Entries from a dataset of interfaces:
Content starts

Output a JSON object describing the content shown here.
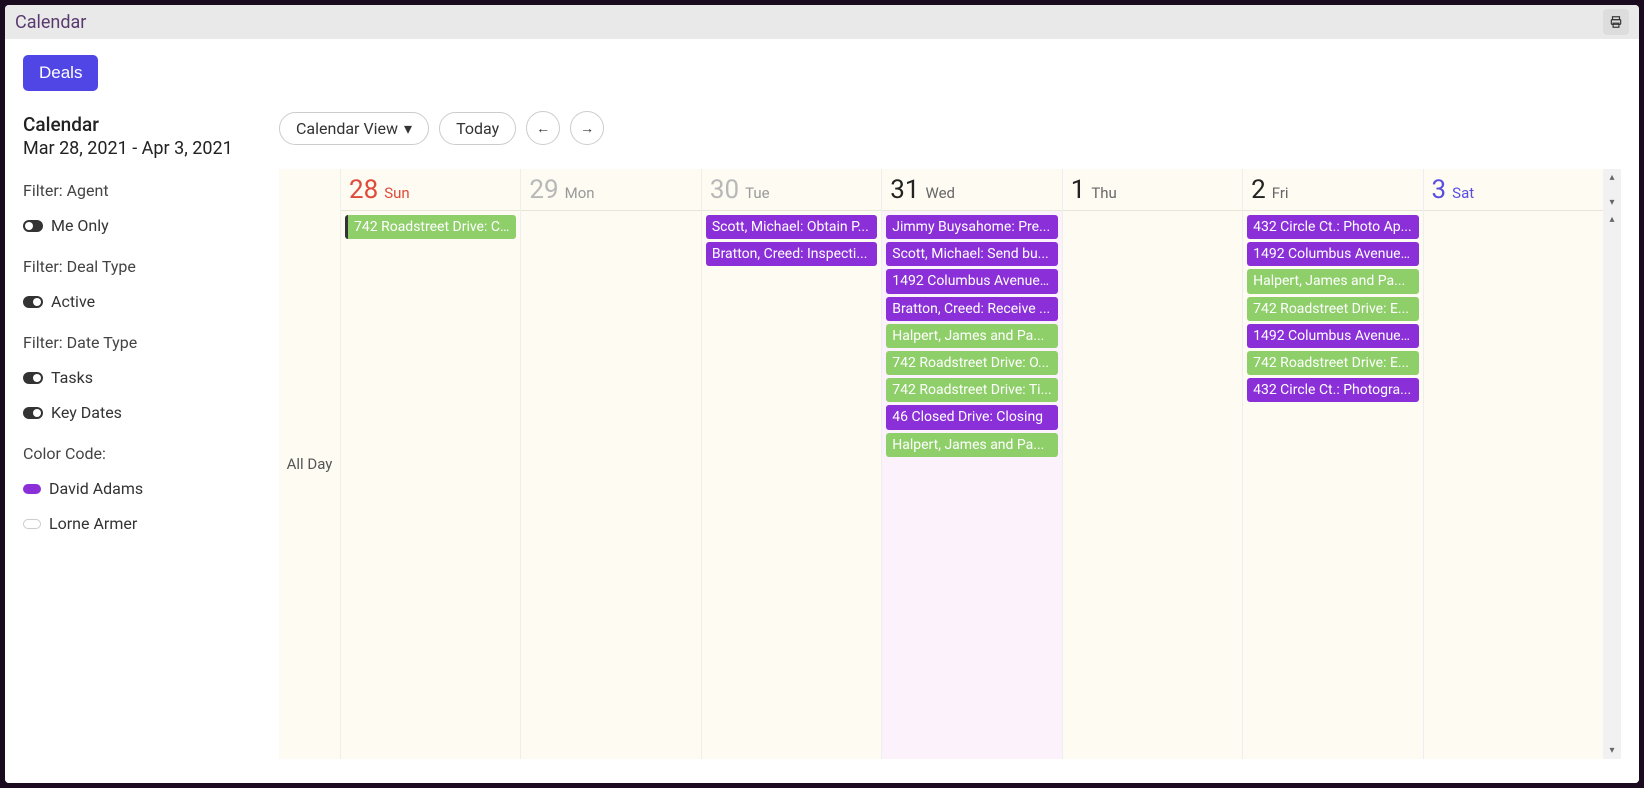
{
  "window": {
    "title": "Calendar"
  },
  "sidebar": {
    "deals_label": "Deals",
    "heading": "Calendar",
    "daterange": "Mar 28, 2021 - Apr 3, 2021",
    "filter_agent_label": "Filter: Agent",
    "me_only_label": "Me Only",
    "filter_dealtype_label": "Filter: Deal Type",
    "active_label": "Active",
    "filter_datetype_label": "Filter: Date Type",
    "tasks_label": "Tasks",
    "keydates_label": "Key Dates",
    "colorcode_label": "Color Code:",
    "legend": [
      {
        "name": "David Adams",
        "color": "#8b2fd9"
      },
      {
        "name": "Lorne Armer",
        "color": "#ffffff"
      }
    ]
  },
  "controls": {
    "view_label": "Calendar View",
    "today_label": "Today"
  },
  "timecol_label": "All Day",
  "days": [
    {
      "num": "28",
      "name": "Sun",
      "numColor": "#e04a3a",
      "nameColor": "#e04a3a",
      "isToday": false,
      "events": [
        {
          "text": "742 Roadstreet Drive: C...",
          "color": "green",
          "bar": true
        }
      ]
    },
    {
      "num": "29",
      "name": "Mon",
      "numColor": "#b8b8b8",
      "nameColor": "#999",
      "isToday": false,
      "events": []
    },
    {
      "num": "30",
      "name": "Tue",
      "numColor": "#b8b8b8",
      "nameColor": "#999",
      "isToday": false,
      "events": [
        {
          "text": "Scott, Michael: Obtain P...",
          "color": "purple"
        },
        {
          "text": "Bratton, Creed: Inspecti...",
          "color": "purple"
        }
      ]
    },
    {
      "num": "31",
      "name": "Wed",
      "numColor": "#222",
      "nameColor": "#666",
      "isToday": true,
      "events": [
        {
          "text": "Jimmy Buysahome: Pre...",
          "color": "purple"
        },
        {
          "text": "Scott, Michael: Send bu...",
          "color": "purple"
        },
        {
          "text": "1492 Columbus Avenue:...",
          "color": "purple"
        },
        {
          "text": "Bratton, Creed: Receive ...",
          "color": "purple"
        },
        {
          "text": "Halpert, James and Pa...",
          "color": "green"
        },
        {
          "text": "742 Roadstreet Drive: O...",
          "color": "green"
        },
        {
          "text": "742 Roadstreet Drive: Ti...",
          "color": "green"
        },
        {
          "text": "46 Closed Drive: Closing",
          "color": "purple"
        },
        {
          "text": "Halpert, James and Pa...",
          "color": "green"
        }
      ]
    },
    {
      "num": "1",
      "name": "Thu",
      "numColor": "#222",
      "nameColor": "#666",
      "isToday": false,
      "events": []
    },
    {
      "num": "2",
      "name": "Fri",
      "numColor": "#222",
      "nameColor": "#666",
      "isToday": false,
      "events": [
        {
          "text": "432 Circle Ct.: Photo Ap...",
          "color": "purple"
        },
        {
          "text": "1492 Columbus Avenue:...",
          "color": "purple"
        },
        {
          "text": "Halpert, James and Pa...",
          "color": "green"
        },
        {
          "text": "742 Roadstreet Drive: E...",
          "color": "green"
        },
        {
          "text": "1492 Columbus Avenue:...",
          "color": "purple"
        },
        {
          "text": "742 Roadstreet Drive: E...",
          "color": "green"
        },
        {
          "text": "432 Circle Ct.: Photogra...",
          "color": "purple"
        }
      ]
    },
    {
      "num": "3",
      "name": "Sat",
      "numColor": "#5a4ee0",
      "nameColor": "#5a4ee0",
      "isToday": false,
      "events": []
    }
  ]
}
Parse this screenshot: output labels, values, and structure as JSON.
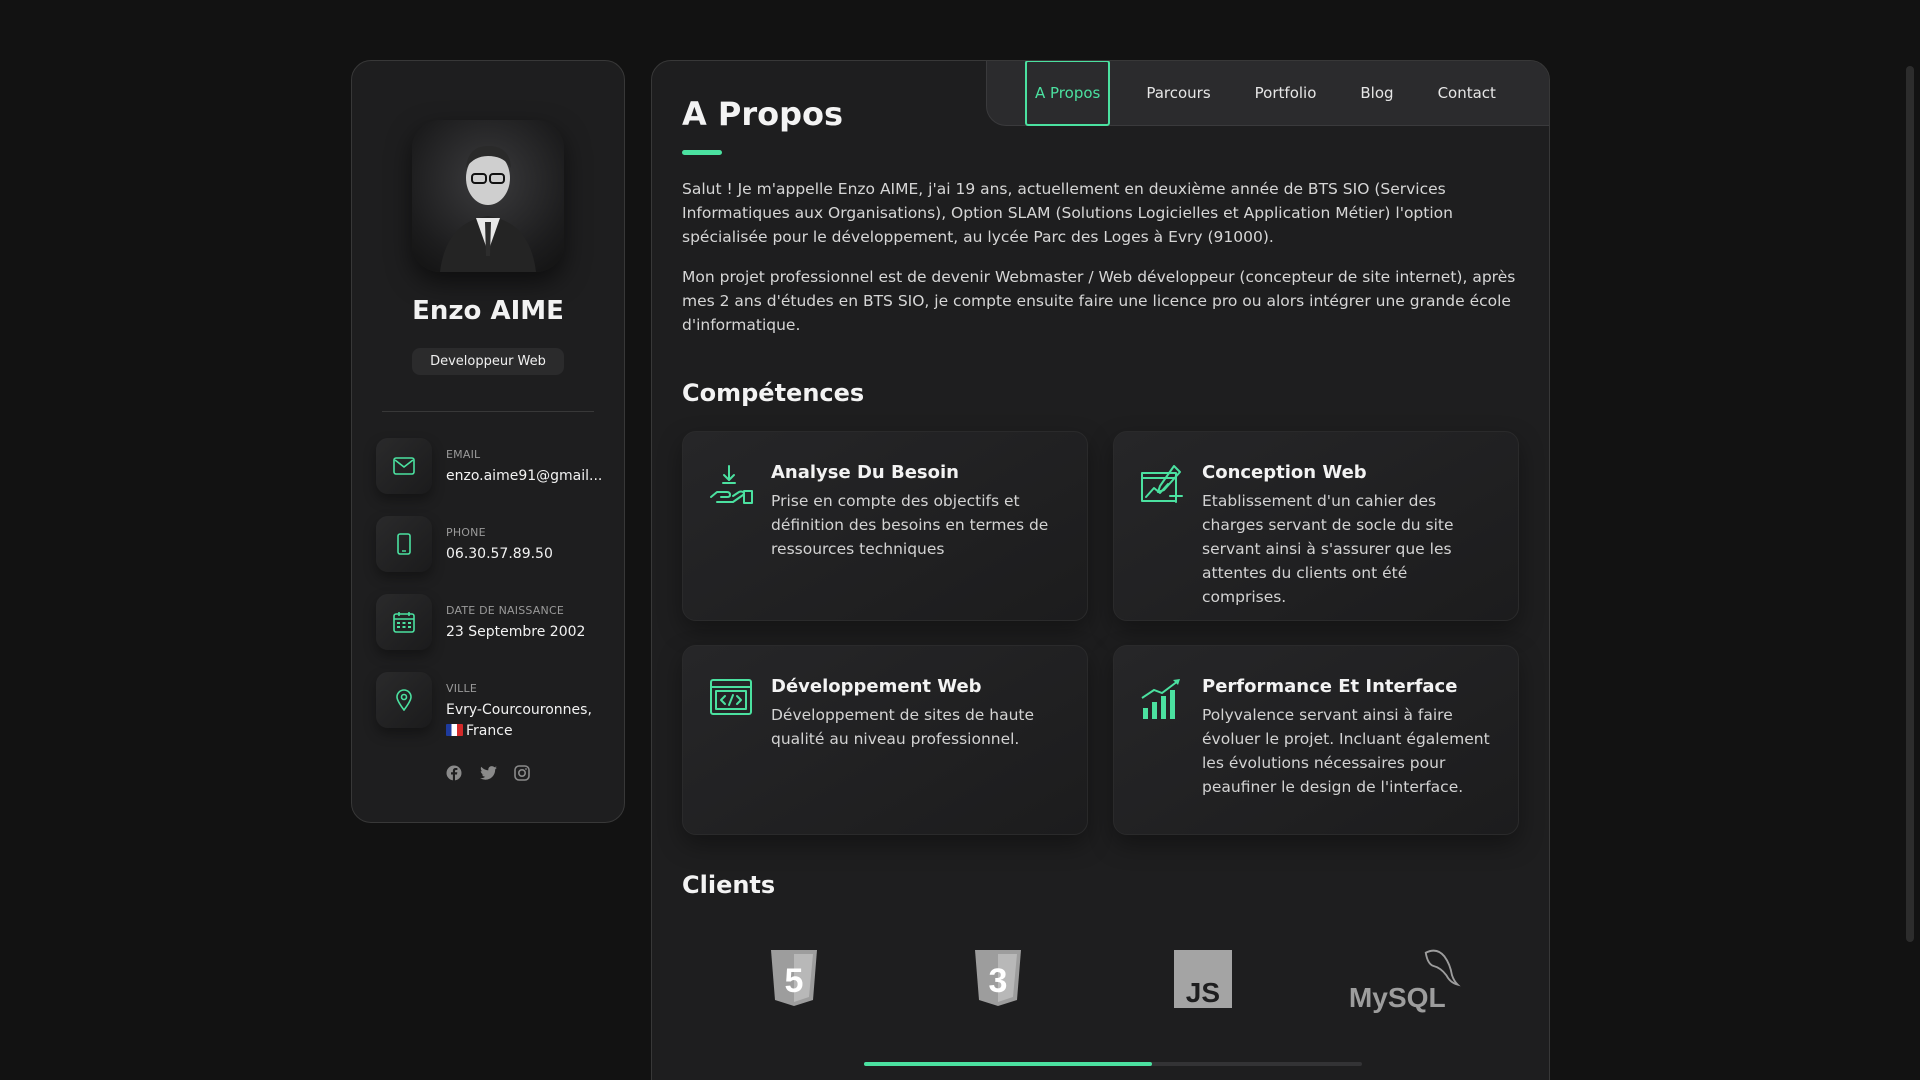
{
  "profile": {
    "name": "Enzo AIME",
    "title": "Developpeur Web",
    "contacts": [
      {
        "label": "Email",
        "value": "enzo.aime91@gmail...",
        "icon": "mail-icon"
      },
      {
        "label": "Phone",
        "value": "06.30.57.89.50",
        "icon": "phone-icon"
      },
      {
        "label": "Date de naissance",
        "value": "23 Septembre 2002",
        "icon": "calendar-icon"
      },
      {
        "label": "Ville",
        "value": "Evry-Courcouronnes,",
        "value2": "France",
        "icon": "location-pin-icon"
      }
    ],
    "socials": [
      "facebook-icon",
      "twitter-icon",
      "instagram-icon"
    ]
  },
  "nav": {
    "items": [
      "A Propos",
      "Parcours",
      "Portfolio",
      "Blog",
      "Contact"
    ],
    "active": "A Propos"
  },
  "about": {
    "title": "A Propos",
    "paragraphs": [
      "Salut ! Je m'appelle Enzo AIME, j'ai 19 ans, actuellement en deuxième année de BTS SIO (Services Informatiques aux Organisations), Option SLAM (Solutions Logicielles et Application Métier) l'option spécialisée pour le développement, au lycée Parc des Loges à Evry (91000).",
      "Mon projet professionnel est de devenir Webmaster / Web développeur (concepteur de site internet), après mes 2 ans d'études en BTS SIO, je compte ensuite faire une licence pro ou alors intégrer une grande école d'informatique."
    ]
  },
  "skills": {
    "title": "Compétences",
    "items": [
      {
        "title": "Analyse Du Besoin",
        "desc": "Prise en compte des objectifs et définition des besoins en termes de ressources techniques",
        "icon": "hand-download-icon"
      },
      {
        "title": "Conception Web",
        "desc": "Etablissement d'un cahier des charges servant de socle du site servant ainsi à s'assurer que les attentes du clients ont été comprises.",
        "icon": "design-pencil-icon"
      },
      {
        "title": "Développement Web",
        "desc": "Développement de sites de haute qualité au niveau professionnel.",
        "icon": "code-window-icon"
      },
      {
        "title": "Performance Et Interface",
        "desc": "Polyvalence servant ainsi à faire évoluer le projet. Incluant également les évolutions nécessaires pour peaufiner le design de l'interface.",
        "icon": "bar-chart-growth-icon"
      }
    ]
  },
  "clients": {
    "title": "Clients",
    "logos": [
      {
        "name": "html5-logo",
        "text": "5"
      },
      {
        "name": "css3-logo",
        "text": "3"
      },
      {
        "name": "javascript-logo",
        "text": "JS"
      },
      {
        "name": "mysql-logo",
        "text": "MySQL"
      }
    ],
    "scroll_progress": 0.58
  },
  "colors": {
    "accent": "#4be1a0",
    "background": "#121212",
    "card": "#1e1e1f"
  }
}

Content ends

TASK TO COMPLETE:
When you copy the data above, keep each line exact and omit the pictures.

RESPONSE:
Output a JSON object describing the content shown here.
{
  "window": {
    "title": "Calendar"
  },
  "sidebar": {
    "deals_label": "Deals",
    "heading": "Calendar",
    "daterange": "Mar 28, 2021 - Apr 3, 2021",
    "filter_agent_label": "Filter: Agent",
    "me_only_label": "Me Only",
    "filter_dealtype_label": "Filter: Deal Type",
    "active_label": "Active",
    "filter_datetype_label": "Filter: Date Type",
    "tasks_label": "Tasks",
    "keydates_label": "Key Dates",
    "colorcode_label": "Color Code:",
    "legend": [
      {
        "name": "David Adams",
        "color": "#8b2fd9"
      },
      {
        "name": "Lorne Armer",
        "color": "#ffffff"
      }
    ]
  },
  "controls": {
    "view_label": "Calendar View",
    "today_label": "Today"
  },
  "timecol_label": "All Day",
  "days": [
    {
      "num": "28",
      "name": "Sun",
      "numColor": "#e04a3a",
      "nameColor": "#e04a3a",
      "isToday": false,
      "events": [
        {
          "text": "742 Roadstreet Drive: C...",
          "color": "green",
          "bar": true
        }
      ]
    },
    {
      "num": "29",
      "name": "Mon",
      "numColor": "#b8b8b8",
      "nameColor": "#999",
      "isToday": false,
      "events": []
    },
    {
      "num": "30",
      "name": "Tue",
      "numColor": "#b8b8b8",
      "nameColor": "#999",
      "isToday": false,
      "events": [
        {
          "text": "Scott, Michael: Obtain P...",
          "color": "purple"
        },
        {
          "text": "Bratton, Creed: Inspecti...",
          "color": "purple"
        }
      ]
    },
    {
      "num": "31",
      "name": "Wed",
      "numColor": "#222",
      "nameColor": "#666",
      "isToday": true,
      "events": [
        {
          "text": "Jimmy Buysahome: Pre...",
          "color": "purple"
        },
        {
          "text": "Scott, Michael: Send bu...",
          "color": "purple"
        },
        {
          "text": "1492 Columbus Avenue:...",
          "color": "purple"
        },
        {
          "text": "Bratton, Creed: Receive ...",
          "color": "purple"
        },
        {
          "text": "Halpert, James and Pa...",
          "color": "green"
        },
        {
          "text": "742 Roadstreet Drive: O...",
          "color": "green"
        },
        {
          "text": "742 Roadstreet Drive: Ti...",
          "color": "green"
        },
        {
          "text": "46 Closed Drive: Closing",
          "color": "purple"
        },
        {
          "text": "Halpert, James and Pa...",
          "color": "green"
        }
      ]
    },
    {
      "num": "1",
      "name": "Thu",
      "numColor": "#222",
      "nameColor": "#666",
      "isToday": false,
      "events": []
    },
    {
      "num": "2",
      "name": "Fri",
      "numColor": "#222",
      "nameColor": "#666",
      "isToday": false,
      "events": [
        {
          "text": "432 Circle Ct.: Photo Ap...",
          "color": "purple"
        },
        {
          "text": "1492 Columbus Avenue:...",
          "color": "purple"
        },
        {
          "text": "Halpert, James and Pa...",
          "color": "green"
        },
        {
          "text": "742 Roadstreet Drive: E...",
          "color": "green"
        },
        {
          "text": "1492 Columbus Avenue:...",
          "color": "purple"
        },
        {
          "text": "742 Roadstreet Drive: E...",
          "color": "green"
        },
        {
          "text": "432 Circle Ct.: Photogra...",
          "color": "purple"
        }
      ]
    },
    {
      "num": "3",
      "name": "Sat",
      "numColor": "#5a4ee0",
      "nameColor": "#5a4ee0",
      "isToday": false,
      "events": []
    }
  ]
}
Parse this screenshot: output labels, values, and structure as JSON.
{
  "profile": {
    "name": "Enzo AIME",
    "title": "Developpeur Web",
    "contacts": [
      {
        "label": "Email",
        "value": "enzo.aime91@gmail...",
        "icon": "mail-icon"
      },
      {
        "label": "Phone",
        "value": "06.30.57.89.50",
        "icon": "phone-icon"
      },
      {
        "label": "Date de naissance",
        "value": "23 Septembre 2002",
        "icon": "calendar-icon"
      },
      {
        "label": "Ville",
        "value": "Evry-Courcouronnes,",
        "value2": "France",
        "icon": "location-pin-icon"
      }
    ],
    "socials": [
      "facebook-icon",
      "twitter-icon",
      "instagram-icon"
    ]
  },
  "nav": {
    "items": [
      "A Propos",
      "Parcours",
      "Portfolio",
      "Blog",
      "Contact"
    ],
    "active": "A Propos"
  },
  "about": {
    "title": "A Propos",
    "paragraphs": [
      "Salut ! Je m'appelle Enzo AIME, j'ai 19 ans, actuellement en deuxième année de BTS SIO (Services Informatiques aux Organisations), Option SLAM (Solutions Logicielles et Application Métier) l'option spécialisée pour le développement, au lycée Parc des Loges à Evry (91000).",
      "Mon projet professionnel est de devenir Webmaster / Web développeur (concepteur de site internet), après mes 2 ans d'études en BTS SIO, je compte ensuite faire une licence pro ou alors intégrer une grande école d'informatique."
    ]
  },
  "skills": {
    "title": "Compétences",
    "items": [
      {
        "title": "Analyse Du Besoin",
        "desc": "Prise en compte des objectifs et définition des besoins en termes de ressources techniques",
        "icon": "hand-download-icon"
      },
      {
        "title": "Conception Web",
        "desc": "Etablissement d'un cahier des charges servant de socle du site servant ainsi à s'assurer que les attentes du clients ont été comprises.",
        "icon": "design-pencil-icon"
      },
      {
        "title": "Développement Web",
        "desc": "Développement de sites de haute qualité au niveau professionnel.",
        "icon": "code-window-icon"
      },
      {
        "title": "Performance Et Interface",
        "desc": "Polyvalence servant ainsi à faire évoluer le projet. Incluant également les évolutions nécessaires pour peaufiner le design de l'interface.",
        "icon": "bar-chart-growth-icon"
      }
    ]
  },
  "clients": {
    "title": "Clients",
    "logos": [
      {
        "name": "html5-logo",
        "text": "5"
      },
      {
        "name": "css3-logo",
        "text": "3"
      },
      {
        "name": "javascript-logo",
        "text": "JS"
      },
      {
        "name": "mysql-logo",
        "text": "MySQL"
      }
    ],
    "scroll_progress": 0.58
  },
  "colors": {
    "accent": "#4be1a0",
    "background": "#121212",
    "card": "#1e1e1f"
  }
}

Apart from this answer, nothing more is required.